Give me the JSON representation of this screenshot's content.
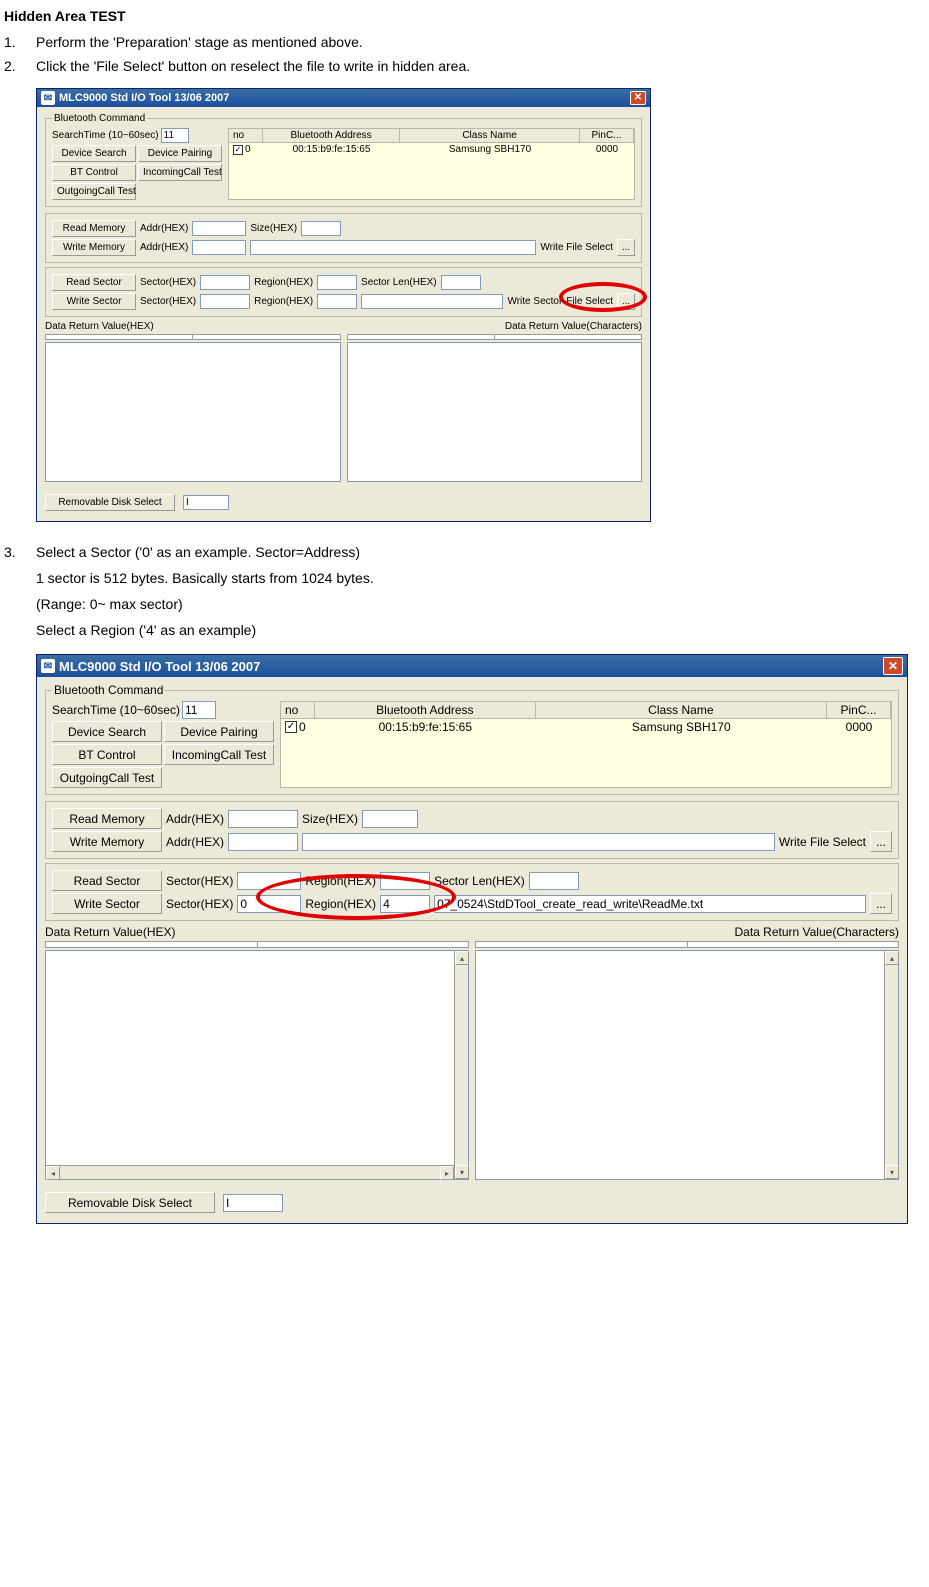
{
  "doc": {
    "heading": "Hidden Area TEST",
    "steps": {
      "s1": {
        "num": "1.",
        "text": "Perform the 'Preparation' stage as mentioned above."
      },
      "s2": {
        "num": "2.",
        "text": "Click the 'File Select' button on reselect the file to write in hidden area."
      },
      "s3": {
        "num": "3.",
        "line1": "Select a Sector ('0' as an example. Sector=Address)",
        "line2": "1 sector is 512 bytes. Basically starts from 1024 bytes.",
        "line3": "(Range: 0~ max sector)",
        "line4": "Select a Region ('4' as an example)"
      }
    }
  },
  "win1": {
    "title": "MLC9000 Std I/O Tool  13/06 2007",
    "bt": {
      "legend": "Bluetooth Command",
      "searchtime_label": "SearchTime (10~60sec)",
      "searchtime_value": "11",
      "device_search": "Device Search",
      "device_pairing": "Device Pairing",
      "bt_control": "BT Control",
      "incoming": "IncomingCall Test",
      "outgoing": "OutgoingCall Test"
    },
    "table": {
      "h_no": "no",
      "h_addr": "Bluetooth Address",
      "h_class": "Class Name",
      "h_pin": "PinC...",
      "row": {
        "no": "0",
        "addr": "00:15:b9:fe:15:65",
        "class": "Samsung SBH170",
        "pin": "0000"
      }
    },
    "mem": {
      "read_memory": "Read Memory",
      "write_memory": "Write Memory",
      "addr_label": "Addr(HEX)",
      "size_label": "Size(HEX)",
      "write_file_select": "Write File Select",
      "browse": "..."
    },
    "sec": {
      "read_sector": "Read Sector",
      "write_sector": "Write Sector",
      "sector_label": "Sector(HEX)",
      "region_label": "Region(HEX)",
      "seclen_label": "Sector Len(HEX)",
      "write_sector2": "Write Sector",
      "file_select": "File Select",
      "browse": "..."
    },
    "drv": {
      "left_label": "Data Return Value(HEX)",
      "right_label": "Data Return Value(Characters)"
    },
    "footer": {
      "removable": "Removable Disk Select",
      "value": "I"
    }
  },
  "win2": {
    "title": "MLC9000 Std I/O Tool  13/06 2007",
    "bt": {
      "legend": "Bluetooth Command",
      "searchtime_label": "SearchTime (10~60sec)",
      "searchtime_value": "11",
      "device_search": "Device Search",
      "device_pairing": "Device Pairing",
      "bt_control": "BT Control",
      "incoming": "IncomingCall Test",
      "outgoing": "OutgoingCall Test"
    },
    "table": {
      "h_no": "no",
      "h_addr": "Bluetooth Address",
      "h_class": "Class Name",
      "h_pin": "PinC...",
      "row": {
        "no": "0",
        "addr": "00:15:b9:fe:15:65",
        "class": "Samsung SBH170",
        "pin": "0000"
      }
    },
    "mem": {
      "read_memory": "Read Memory",
      "write_memory": "Write Memory",
      "addr_label": "Addr(HEX)",
      "size_label": "Size(HEX)",
      "write_file_select": "Write File Select",
      "browse": "..."
    },
    "sec": {
      "read_sector": "Read Sector",
      "write_sector": "Write Sector",
      "sector_label": "Sector(HEX)",
      "region_label": "Region(HEX)",
      "seclen_label": "Sector Len(HEX)",
      "sector_val": "0",
      "region_val": "4",
      "path": "07_0524\\StdDTool_create_read_write\\ReadMe.txt",
      "browse": "..."
    },
    "drv": {
      "left_label": "Data Return Value(HEX)",
      "right_label": "Data Return Value(Characters)"
    },
    "footer": {
      "removable": "Removable Disk Select",
      "value": "I"
    }
  }
}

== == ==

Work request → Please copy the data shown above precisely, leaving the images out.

Reply to the task →
Give me the JSON representation of this screenshot's content.
{
  "doc": {
    "heading": "Hidden Area TEST",
    "steps": {
      "s1": {
        "num": "1.",
        "text": "Perform the 'Preparation' stage as mentioned above."
      },
      "s2": {
        "num": "2.",
        "text": "Click the 'File Select' button on reselect the file to write in hidden area."
      },
      "s3": {
        "num": "3.",
        "line1": "Select a Sector ('0' as an example. Sector=Address)",
        "line2": "1 sector is 512 bytes. Basically starts from 1024 bytes.",
        "line3": "(Range: 0~ max sector)",
        "line4": "Select a Region ('4' as an example)"
      }
    }
  },
  "win1": {
    "title": "MLC9000 Std I/O Tool  13/06 2007",
    "bt": {
      "legend": "Bluetooth Command",
      "searchtime_label": "SearchTime (10~60sec)",
      "searchtime_value": "11",
      "device_search": "Device Search",
      "device_pairing": "Device Pairing",
      "bt_control": "BT Control",
      "incoming": "IncomingCall Test",
      "outgoing": "OutgoingCall Test"
    },
    "table": {
      "h_no": "no",
      "h_addr": "Bluetooth Address",
      "h_class": "Class Name",
      "h_pin": "PinC...",
      "row": {
        "no": "0",
        "addr": "00:15:b9:fe:15:65",
        "class": "Samsung SBH170",
        "pin": "0000"
      }
    },
    "mem": {
      "read_memory": "Read Memory",
      "write_memory": "Write Memory",
      "addr_label": "Addr(HEX)",
      "size_label": "Size(HEX)",
      "write_file_select": "Write File Select",
      "browse": "..."
    },
    "sec": {
      "read_sector": "Read Sector",
      "write_sector": "Write Sector",
      "sector_label": "Sector(HEX)",
      "region_label": "Region(HEX)",
      "seclen_label": "Sector Len(HEX)",
      "write_sector2": "Write Sector",
      "file_select": "File Select",
      "browse": "..."
    },
    "drv": {
      "left_label": "Data Return Value(HEX)",
      "right_label": "Data Return Value(Characters)"
    },
    "footer": {
      "removable": "Removable Disk Select",
      "value": "I"
    }
  },
  "win2": {
    "title": "MLC9000 Std I/O Tool  13/06 2007",
    "bt": {
      "legend": "Bluetooth Command",
      "searchtime_label": "SearchTime (10~60sec)",
      "searchtime_value": "11",
      "device_search": "Device Search",
      "device_pairing": "Device Pairing",
      "bt_control": "BT Control",
      "incoming": "IncomingCall Test",
      "outgoing": "OutgoingCall Test"
    },
    "table": {
      "h_no": "no",
      "h_addr": "Bluetooth Address",
      "h_class": "Class Name",
      "h_pin": "PinC...",
      "row": {
        "no": "0",
        "addr": "00:15:b9:fe:15:65",
        "class": "Samsung SBH170",
        "pin": "0000"
      }
    },
    "mem": {
      "read_memory": "Read Memory",
      "write_memory": "Write Memory",
      "addr_label": "Addr(HEX)",
      "size_label": "Size(HEX)",
      "write_file_select": "Write File Select",
      "browse": "..."
    },
    "sec": {
      "read_sector": "Read Sector",
      "write_sector": "Write Sector",
      "sector_label": "Sector(HEX)",
      "region_label": "Region(HEX)",
      "seclen_label": "Sector Len(HEX)",
      "sector_val": "0",
      "region_val": "4",
      "path": "07_0524\\StdDTool_create_read_write\\ReadMe.txt",
      "browse": "..."
    },
    "drv": {
      "left_label": "Data Return Value(HEX)",
      "right_label": "Data Return Value(Characters)"
    },
    "footer": {
      "removable": "Removable Disk Select",
      "value": "I"
    }
  }
}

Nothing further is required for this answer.